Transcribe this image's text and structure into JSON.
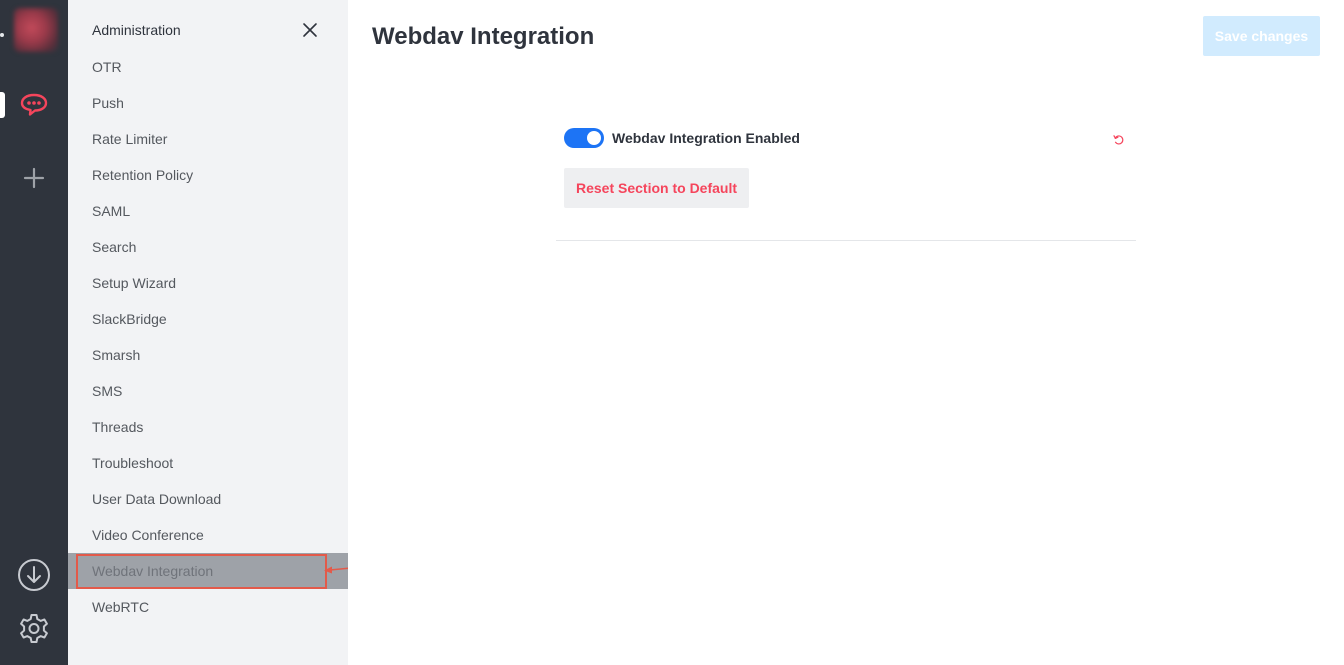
{
  "sidebar": {
    "title": "Administration",
    "items": [
      {
        "label": "OTR"
      },
      {
        "label": "Push"
      },
      {
        "label": "Rate Limiter"
      },
      {
        "label": "Retention Policy"
      },
      {
        "label": "SAML"
      },
      {
        "label": "Search"
      },
      {
        "label": "Setup Wizard"
      },
      {
        "label": "SlackBridge"
      },
      {
        "label": "Smarsh"
      },
      {
        "label": "SMS"
      },
      {
        "label": "Threads"
      },
      {
        "label": "Troubleshoot"
      },
      {
        "label": "User Data Download"
      },
      {
        "label": "Video Conference"
      },
      {
        "label": "Webdav Integration"
      },
      {
        "label": "WebRTC"
      }
    ],
    "active_item": "Webdav Integration"
  },
  "main": {
    "title": "Webdav Integration",
    "save_label": "Save changes",
    "setting": {
      "label": "Webdav Integration Enabled",
      "enabled": true
    },
    "reset_section_label": "Reset Section to Default"
  },
  "rail": {
    "icons": [
      "chat-icon",
      "plus-icon",
      "download-icon",
      "gear-icon"
    ]
  },
  "colors": {
    "accent": "#1d74f5",
    "danger": "#f5455c",
    "rail_bg": "#2f343d",
    "sidebar_bg": "#f2f3f5",
    "highlight": "#e35a4a"
  }
}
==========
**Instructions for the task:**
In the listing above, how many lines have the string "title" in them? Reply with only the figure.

**Solution below:**
2